Professional instruments are made from african hardwood, often ebony. The instrument uses a single reed which is held in the mouth by the player. The body of the instrument is mostly of uniform diameter until the bell is reached. The body is equipped with a complicated set of keys Boehm System and holes which allow the full musical scale to be reproduced. Clarinets are usually pitched in the key of B flat or A, as though there is a C clarinet, its tone is rather shrill. Clarinets exist in fact in every key though the next most common is the E flat and the Bass clarinet. At the large end there is a contrabass clarinet pitched two octaves below the standard model.

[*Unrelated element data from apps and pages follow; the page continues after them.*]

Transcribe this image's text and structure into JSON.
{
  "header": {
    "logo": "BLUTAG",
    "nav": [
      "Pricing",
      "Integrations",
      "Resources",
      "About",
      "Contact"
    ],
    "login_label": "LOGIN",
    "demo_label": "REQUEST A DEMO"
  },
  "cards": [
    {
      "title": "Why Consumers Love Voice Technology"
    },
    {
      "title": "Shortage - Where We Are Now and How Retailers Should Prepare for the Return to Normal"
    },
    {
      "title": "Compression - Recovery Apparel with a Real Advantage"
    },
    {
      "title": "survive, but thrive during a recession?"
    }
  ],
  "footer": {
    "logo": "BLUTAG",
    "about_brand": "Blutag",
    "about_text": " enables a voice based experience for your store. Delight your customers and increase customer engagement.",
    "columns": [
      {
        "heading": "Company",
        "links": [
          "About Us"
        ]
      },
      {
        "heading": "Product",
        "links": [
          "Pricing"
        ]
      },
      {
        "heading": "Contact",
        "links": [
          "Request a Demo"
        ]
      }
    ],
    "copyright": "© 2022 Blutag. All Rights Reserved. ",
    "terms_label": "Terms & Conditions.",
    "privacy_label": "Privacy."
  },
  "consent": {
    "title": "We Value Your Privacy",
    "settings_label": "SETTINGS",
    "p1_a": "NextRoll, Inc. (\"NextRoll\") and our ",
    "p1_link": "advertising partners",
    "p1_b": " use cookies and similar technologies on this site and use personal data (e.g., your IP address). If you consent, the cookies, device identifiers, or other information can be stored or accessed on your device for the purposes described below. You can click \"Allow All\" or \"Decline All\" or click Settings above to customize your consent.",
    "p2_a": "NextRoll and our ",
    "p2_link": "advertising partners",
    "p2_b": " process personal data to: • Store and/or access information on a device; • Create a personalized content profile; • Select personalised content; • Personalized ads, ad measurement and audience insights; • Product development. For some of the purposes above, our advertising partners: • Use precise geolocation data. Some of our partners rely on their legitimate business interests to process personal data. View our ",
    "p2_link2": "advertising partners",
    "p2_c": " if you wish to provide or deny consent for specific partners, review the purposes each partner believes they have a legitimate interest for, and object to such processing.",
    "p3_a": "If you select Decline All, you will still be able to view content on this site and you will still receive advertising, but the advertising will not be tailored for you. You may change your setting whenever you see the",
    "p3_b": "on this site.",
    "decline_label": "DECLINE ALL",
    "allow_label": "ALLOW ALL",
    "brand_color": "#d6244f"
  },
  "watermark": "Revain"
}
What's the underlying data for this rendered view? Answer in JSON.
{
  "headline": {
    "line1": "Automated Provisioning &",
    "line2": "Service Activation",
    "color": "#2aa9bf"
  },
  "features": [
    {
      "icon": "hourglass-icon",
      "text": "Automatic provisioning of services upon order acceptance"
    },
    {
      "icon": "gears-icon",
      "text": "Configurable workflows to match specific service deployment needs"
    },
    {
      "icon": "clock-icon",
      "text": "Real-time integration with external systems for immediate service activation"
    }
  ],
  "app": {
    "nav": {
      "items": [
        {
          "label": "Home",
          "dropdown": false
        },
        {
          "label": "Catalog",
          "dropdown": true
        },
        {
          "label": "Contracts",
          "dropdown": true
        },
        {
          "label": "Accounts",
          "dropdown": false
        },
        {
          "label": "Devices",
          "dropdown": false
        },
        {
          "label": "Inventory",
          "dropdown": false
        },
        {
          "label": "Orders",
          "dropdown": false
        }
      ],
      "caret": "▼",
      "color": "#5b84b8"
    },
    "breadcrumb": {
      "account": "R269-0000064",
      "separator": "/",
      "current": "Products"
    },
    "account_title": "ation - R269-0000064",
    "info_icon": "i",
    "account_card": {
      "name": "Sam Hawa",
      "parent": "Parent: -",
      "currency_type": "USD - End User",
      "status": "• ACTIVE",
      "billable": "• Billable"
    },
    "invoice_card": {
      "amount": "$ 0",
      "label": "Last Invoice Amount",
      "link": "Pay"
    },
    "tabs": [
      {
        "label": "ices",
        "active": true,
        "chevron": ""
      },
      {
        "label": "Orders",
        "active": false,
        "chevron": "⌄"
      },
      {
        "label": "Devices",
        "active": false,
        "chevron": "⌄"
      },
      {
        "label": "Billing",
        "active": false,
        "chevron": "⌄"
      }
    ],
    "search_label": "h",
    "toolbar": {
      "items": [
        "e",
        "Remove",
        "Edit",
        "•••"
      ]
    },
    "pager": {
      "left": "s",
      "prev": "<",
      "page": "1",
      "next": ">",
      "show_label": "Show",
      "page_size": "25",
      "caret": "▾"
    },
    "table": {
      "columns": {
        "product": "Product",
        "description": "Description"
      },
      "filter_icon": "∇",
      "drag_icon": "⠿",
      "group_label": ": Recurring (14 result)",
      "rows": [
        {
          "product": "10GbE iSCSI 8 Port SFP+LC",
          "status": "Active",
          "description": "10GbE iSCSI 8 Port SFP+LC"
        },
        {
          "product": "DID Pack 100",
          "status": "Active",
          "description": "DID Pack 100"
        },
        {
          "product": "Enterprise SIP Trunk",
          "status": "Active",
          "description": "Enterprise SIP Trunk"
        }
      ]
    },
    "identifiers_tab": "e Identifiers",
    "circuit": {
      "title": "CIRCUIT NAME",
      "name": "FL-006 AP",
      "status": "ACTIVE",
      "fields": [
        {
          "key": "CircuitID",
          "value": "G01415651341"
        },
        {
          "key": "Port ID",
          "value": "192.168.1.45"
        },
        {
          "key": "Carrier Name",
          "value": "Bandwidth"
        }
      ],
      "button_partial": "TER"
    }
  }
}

The fixed reed and the uniform diameter give the instrument a configuration of a stopped pipe where use of an octave type key produces a one twelfth increase in pitch.
Clarinets are part of the normal orchestral make up. They are common in jazz and wind bands.